Back into the cars we go, with a sinking feeling in our stomachs, waving goodbye to the Mongolian man, trying hard to pronounce the Mongolian word for thank you. We find Richie and Freddie after a few minutes, hunched over their car by the side of the road, looking like hell. After relieved pats on the back and stunned looks at the depressing display of broken vehicle, the team mobilizes.

photo from freddie and richie here.

All mechanically-minded people stay to help assess the problem, while the rest of us set up tents, make a cheery fire, and begin dinner for the hungry crowd. I was going to make some Asian-style glass noodles for the group, but Tom has other plans.

Dinner for the evening is going to be a special treat. Matt, Alex, Gem, and Tom have had this grand plan of buying a live goat, slaughtering it, and cooking it ourselves over Mongol Betty's homemade roofrack-turned-grill. This would make for an awesome final victory feast the night before we reach Ulaan Baatar.

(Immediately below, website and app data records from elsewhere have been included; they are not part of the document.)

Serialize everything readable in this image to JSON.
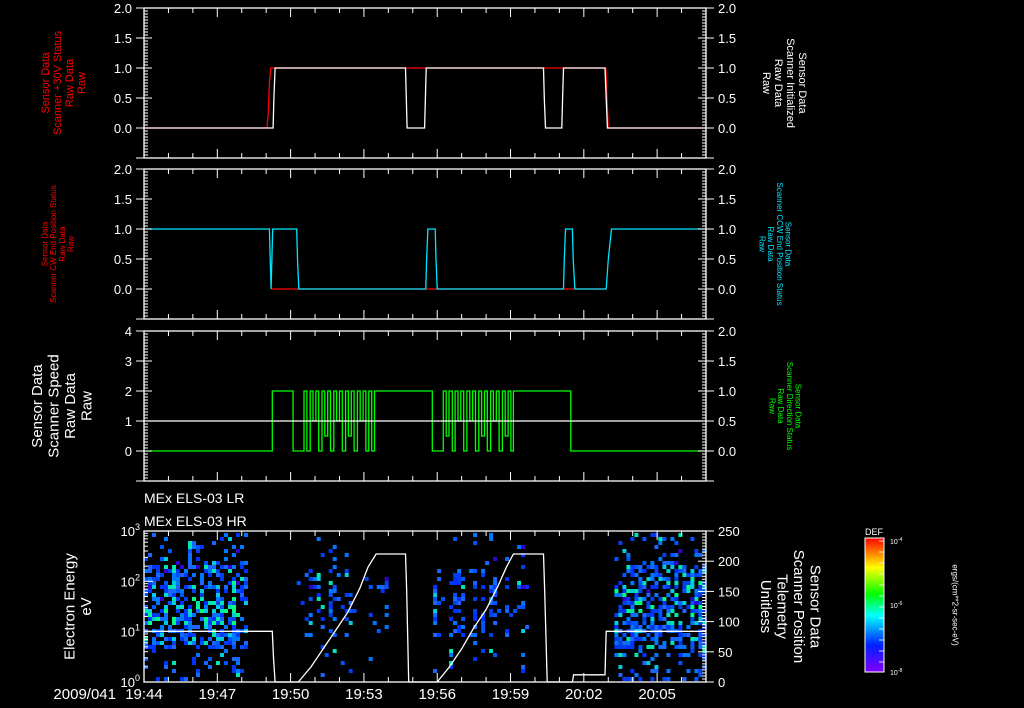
{
  "time_axis": {
    "date_prefix": "2009/041",
    "xlim": [
      "19:44:00",
      "20:07:00"
    ],
    "tick_labels": [
      "19:44",
      "19:47",
      "19:50",
      "19:53",
      "19:56",
      "19:59",
      "20:02",
      "20:05"
    ]
  },
  "colors": {
    "background": "#000000",
    "axes": "#ffffff",
    "red": "#ff0000",
    "cyan": "#00e5ff",
    "green": "#00ff00"
  },
  "chart_data": [
    {
      "type": "line",
      "left_axis": {
        "label": [
          "Sensor Data",
          "Scanner +30V Status",
          "Raw Data",
          "Raw"
        ],
        "color": "#ff0000",
        "ylim": [
          -0.5,
          2.0
        ],
        "ticks": [
          0,
          0.5,
          1.0,
          1.5,
          2.0
        ],
        "tick_labels": [
          "0.0",
          "0.5",
          "1.0",
          "1.5",
          "2.0"
        ]
      },
      "right_axis": {
        "label": [
          "Sensor Data",
          "Scanner Initialized",
          "Raw Data",
          "Raw"
        ],
        "color": "#ffffff",
        "ylim": [
          -0.5,
          2.0
        ],
        "ticks": [
          0,
          0.5,
          1.0,
          1.5,
          2.0
        ],
        "tick_labels": [
          "0.0",
          "0.5",
          "1.0",
          "1.5",
          "2.0"
        ]
      },
      "series": [
        {
          "name": "Scanner +30V Status",
          "axis": "left",
          "color": "#ff0000",
          "points": [
            [
              "19:44:00",
              0
            ],
            [
              "19:49:02",
              0
            ],
            [
              "19:49:05",
              0.25
            ],
            [
              "19:49:08",
              0.75
            ],
            [
              "19:49:11",
              1
            ],
            [
              "20:02:54",
              1
            ],
            [
              "20:02:57",
              0.5
            ],
            [
              "20:03:00",
              0
            ],
            [
              "20:07:00",
              0
            ]
          ]
        },
        {
          "name": "Scanner Initialized",
          "axis": "right",
          "color": "#ffffff",
          "points": [
            [
              "19:44:00",
              0
            ],
            [
              "19:49:17",
              0
            ],
            [
              "19:49:19",
              0.5
            ],
            [
              "19:49:22",
              1
            ],
            [
              "19:54:42",
              1
            ],
            [
              "19:54:44",
              0.5
            ],
            [
              "19:54:46",
              0
            ],
            [
              "19:55:29",
              0
            ],
            [
              "19:55:31",
              0.5
            ],
            [
              "19:55:33",
              1
            ],
            [
              "20:00:21",
              1
            ],
            [
              "20:00:23",
              0.5
            ],
            [
              "20:00:26",
              0
            ],
            [
              "20:01:06",
              0
            ],
            [
              "20:01:08",
              0.5
            ],
            [
              "20:01:10",
              1
            ],
            [
              "20:02:52",
              1
            ],
            [
              "20:02:55",
              0.5
            ],
            [
              "20:02:58",
              0
            ],
            [
              "20:07:00",
              0
            ]
          ]
        }
      ]
    },
    {
      "type": "line",
      "left_axis": {
        "label": [
          "Sensor Data",
          "Scanner CW End Position Status",
          "Raw Data",
          "Raw"
        ],
        "color": "#ff0000",
        "ylim": [
          -0.5,
          2.0
        ],
        "ticks": [
          0,
          0.5,
          1.0,
          1.5,
          2.0
        ],
        "tick_labels": [
          "0.0",
          "0.5",
          "1.0",
          "1.5",
          "2.0"
        ]
      },
      "right_axis": {
        "label": [
          "Sensor Data",
          "Scanner CCW End Position Status",
          "Raw Data",
          "Raw"
        ],
        "color": "#00e5ff",
        "ylim": [
          -0.5,
          2.0
        ],
        "ticks": [
          0,
          0.5,
          1.0,
          1.5,
          2.0
        ],
        "tick_labels": [
          "0.0",
          "0.5",
          "1.0",
          "1.5",
          "2.0"
        ]
      },
      "series": [
        {
          "name": "Scanner CW End Position Status",
          "axis": "left",
          "color": "#ff0000",
          "points": [
            [
              "19:49:12",
              0
            ],
            [
              "20:02:54",
              0
            ]
          ]
        },
        {
          "name": "Scanner CCW End Position Status",
          "axis": "right",
          "color": "#00e5ff",
          "points": [
            [
              "19:44:00",
              1
            ],
            [
              "19:49:08",
              1
            ],
            [
              "19:49:10",
              0.5
            ],
            [
              "19:49:12",
              0
            ],
            [
              "19:49:14",
              0.5
            ],
            [
              "19:49:16",
              1
            ],
            [
              "19:50:15",
              1
            ],
            [
              "19:50:17",
              0.5
            ],
            [
              "19:50:20",
              0
            ],
            [
              "19:55:32",
              0
            ],
            [
              "19:55:34",
              0.5
            ],
            [
              "19:55:37",
              1
            ],
            [
              "19:55:55",
              1
            ],
            [
              "19:55:57",
              0.5
            ],
            [
              "19:56:00",
              0
            ],
            [
              "20:01:10",
              0
            ],
            [
              "20:01:12",
              0.5
            ],
            [
              "20:01:15",
              1
            ],
            [
              "20:01:32",
              1
            ],
            [
              "20:01:34",
              0.5
            ],
            [
              "20:01:38",
              0
            ],
            [
              "20:02:55",
              0
            ],
            [
              "20:03:00",
              0.5
            ],
            [
              "20:03:08",
              1
            ],
            [
              "20:07:00",
              1
            ]
          ]
        }
      ]
    },
    {
      "type": "line",
      "left_axis": {
        "label": [
          "Sensor Data",
          "Scanner Speed",
          "Raw Data",
          "Raw"
        ],
        "color": "#ffffff",
        "ylim": [
          -1,
          4
        ],
        "ticks": [
          0,
          1,
          2,
          3,
          4
        ],
        "tick_labels": [
          "0",
          "1",
          "2",
          "3",
          "4"
        ]
      },
      "right_axis": {
        "label": [
          "Sensor Data",
          "Scanner Direction Status",
          "Raw Data",
          "Raw"
        ],
        "color": "#00ff00",
        "ylim": [
          -0.5,
          2.0
        ],
        "ticks": [
          0,
          0.5,
          1.0,
          1.5,
          2.0
        ],
        "tick_labels": [
          "0.0",
          "0.5",
          "1.0",
          "1.5",
          "2.0"
        ]
      },
      "series": [
        {
          "name": "Scanner Direction Status",
          "axis": "right",
          "color": "#00ff00",
          "step": true,
          "points": [
            [
              "19:44:00",
              0
            ],
            [
              "19:49:15",
              1
            ],
            [
              "19:50:06",
              0
            ],
            [
              "19:50:33",
              1
            ],
            [
              "19:50:40",
              0
            ],
            [
              "19:50:48",
              1
            ],
            [
              "19:50:55",
              0.5
            ],
            [
              "19:51:02",
              1
            ],
            [
              "19:51:09",
              0
            ],
            [
              "19:51:17",
              1
            ],
            [
              "19:51:24",
              0.25
            ],
            [
              "19:51:31",
              1
            ],
            [
              "19:51:38",
              0
            ],
            [
              "19:51:46",
              1
            ],
            [
              "19:51:53",
              0.5
            ],
            [
              "19:52:00",
              1
            ],
            [
              "19:52:07",
              0
            ],
            [
              "19:52:15",
              1
            ],
            [
              "19:52:22",
              0.25
            ],
            [
              "19:52:29",
              1
            ],
            [
              "19:52:36",
              0
            ],
            [
              "19:52:44",
              1
            ],
            [
              "19:52:51",
              0.5
            ],
            [
              "19:52:58",
              1
            ],
            [
              "19:53:05",
              0
            ],
            [
              "19:53:12",
              1
            ],
            [
              "19:53:19",
              0
            ],
            [
              "19:53:26",
              1
            ],
            [
              "19:55:48",
              0
            ],
            [
              "19:56:15",
              1
            ],
            [
              "19:56:22",
              0.25
            ],
            [
              "19:56:29",
              1
            ],
            [
              "19:56:37",
              0
            ],
            [
              "19:56:44",
              1
            ],
            [
              "19:56:51",
              0.5
            ],
            [
              "19:56:58",
              1
            ],
            [
              "19:57:05",
              0
            ],
            [
              "19:57:13",
              1
            ],
            [
              "19:57:20",
              0.5
            ],
            [
              "19:57:27",
              1
            ],
            [
              "19:57:34",
              0
            ],
            [
              "19:57:42",
              1
            ],
            [
              "19:57:49",
              0.25
            ],
            [
              "19:57:56",
              1
            ],
            [
              "19:58:03",
              0
            ],
            [
              "19:58:11",
              1
            ],
            [
              "19:58:18",
              0.5
            ],
            [
              "19:58:25",
              1
            ],
            [
              "19:58:32",
              0
            ],
            [
              "19:58:40",
              1
            ],
            [
              "19:58:47",
              0.25
            ],
            [
              "19:58:54",
              1
            ],
            [
              "19:59:01",
              0
            ],
            [
              "19:59:07",
              1
            ],
            [
              "20:01:28",
              0
            ],
            [
              "20:07:00",
              0
            ]
          ]
        },
        {
          "name": "Scanner Speed",
          "axis": "left",
          "color": "#ffffff",
          "points": [
            [
              "19:44:00",
              1
            ],
            [
              "20:07:00",
              1
            ]
          ]
        }
      ]
    },
    {
      "type": "heatmap",
      "titles": [
        "MEx ELS-03 LR",
        "MEx ELS-03 HR"
      ],
      "left_axis": {
        "label": [
          "Electron Energy",
          "eV"
        ],
        "color": "#ffffff",
        "scale": "log",
        "ylim": [
          1,
          1000
        ],
        "ticks": [
          1,
          10,
          100,
          1000
        ],
        "tick_labels": [
          {
            "base": "10",
            "exp": "0"
          },
          {
            "base": "10",
            "exp": "1"
          },
          {
            "base": "10",
            "exp": "2"
          },
          {
            "base": "10",
            "exp": "3"
          }
        ]
      },
      "right_axis": {
        "label": [
          "Sensor Data",
          "Scanner Position",
          "Telemetry",
          "Unitless"
        ],
        "color": "#ffffff",
        "ylim": [
          0,
          250
        ],
        "ticks": [
          0,
          50,
          100,
          150,
          200,
          250
        ],
        "tick_labels": [
          "0",
          "50",
          "100",
          "150",
          "200",
          "250"
        ]
      },
      "spectrogram_coverage": [
        {
          "start": "19:44:00",
          "end": "19:48:20",
          "density": "dense"
        },
        {
          "start": "19:50:15",
          "end": "19:54:00",
          "density": "sparse"
        },
        {
          "start": "19:55:50",
          "end": "19:59:48",
          "density": "sparse"
        },
        {
          "start": "20:03:15",
          "end": "20:07:00",
          "density": "dense"
        }
      ],
      "colorbar": {
        "title": "DEF",
        "scale": "log",
        "range": [
          1e-08,
          0.0001
        ],
        "tick_labels": [
          {
            "base": "10",
            "exp": "-4"
          },
          {
            "base": "10",
            "exp": "-6"
          },
          {
            "base": "10",
            "exp": "-8"
          }
        ],
        "unit": "ergs/(cm**2-sr-sec-eV)"
      },
      "series": [
        {
          "name": "Scanner Position",
          "axis": "right",
          "color": "#ffffff",
          "points": [
            [
              "19:44:00",
              84
            ],
            [
              "19:49:15",
              84
            ],
            [
              "19:49:18",
              40
            ],
            [
              "19:49:22",
              0
            ],
            [
              "19:50:19",
              0
            ],
            [
              "19:50:50",
              25
            ],
            [
              "19:51:20",
              55
            ],
            [
              "19:51:50",
              85
            ],
            [
              "19:52:20",
              115
            ],
            [
              "19:52:50",
              155
            ],
            [
              "19:53:10",
              190
            ],
            [
              "19:53:30",
              212
            ],
            [
              "19:54:42",
              212
            ],
            [
              "19:54:45",
              150
            ],
            [
              "19:54:50",
              0
            ],
            [
              "19:56:00",
              0
            ],
            [
              "19:56:30",
              25
            ],
            [
              "19:57:00",
              55
            ],
            [
              "19:57:30",
              90
            ],
            [
              "19:58:00",
              120
            ],
            [
              "19:58:30",
              160
            ],
            [
              "19:58:50",
              190
            ],
            [
              "19:59:07",
              212
            ],
            [
              "20:00:21",
              212
            ],
            [
              "20:00:24",
              150
            ],
            [
              "20:00:30",
              0
            ],
            [
              "20:01:32",
              0
            ],
            [
              "20:01:35",
              12
            ],
            [
              "20:02:52",
              12
            ],
            [
              "20:02:55",
              84
            ],
            [
              "20:07:00",
              84
            ]
          ]
        }
      ]
    }
  ]
}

….however, when Tom passed a man selling meat from the back of his motorbike today, he decided to give it a try a little early. He picked up a rack of ribs, planning to cook them up for dinner tonight. Now that we're settling into camp, Gem and Tom open the plastic bag of meat, and grab the rack of ribs, which is wrapped in paper. Unfolding the paper, the other side of the "ribs" is revealed.

They realize something is amiss.

This is not a rack of ribs. There are some tiny, pearly white things on the meat… they almost look like teeth? Gem and Tom peer a little closer, and then confusion turns to horror when they see that there is a little FACE in there, staring back at them. It is a MARMOT!

Seemingly horrified by a case of mistaken identity, they leap away from the creature as if thrown back by an explosion, all the while emitting an array of "UUUGHHH!!" and "WHAAAAA! and "GAHHHHGHHH" noises, followed by giggling and hand-wringing and shuddering.

It certainly seems gross, and bit disappointing, but I don't understand the truly horrified reaction until Gem explains: their guidebook specifically warned against eating marmot, advising everyone to avoid it like the plague. Do not eat it, do not touch it, do not believe anyone who tells you it's fine. Because just two short years ago, marmots caused an outbreak of the plague in Mongolia.

Yikes! Charlie, the designated pit-digger, grabs the shovel and begins unearthing a deep grave for the beast. The unfortunate, potentially lethal rodent is then warily carried over, dangling in its sling of paper and plastic, to be buried for all time. Though no one actually touched the meat, vigorous hand-washing ensues.

Meanwhile, back by the roadside, a crowd is forming. A team of huge, empty trucks are barreling down the "highway", stopping to see what the trouble is. With more than one truck to choose from, there are competing offers to carry the car to the next town.

This is wonderful news, because when a WHEEL falls off a car, there is not a whole lot you can do about it. It has simply got to be put in the back of one of these trucks and hauled away. It's time to face facts. And yet Richie and Freddie want none of it, so the potential aid drives away.

Well, we won't be having barbecued ribs for supper! Dinner plans scrapped, I step in to make something I've been planning for a day or two: sweet and spicy Asian coleslaw (an excellent use for the ONLY vegetable available: cabbage) and savory "beef" and onion glass noodles, with soy chunks as meat.

Tyler and Charlie help out, and Tom finds me lanterns to light up the makeshift kitchen. Finally, the meal is complete, and one by one people trade their spots around the fire for a place in the food line. Dinner is a success; everything is delicious.

Tomorrow, we'll have to figure out what to do about the Jimny, but for the moment, all is quiet in this corner of Mongolia.

Mongolian Moon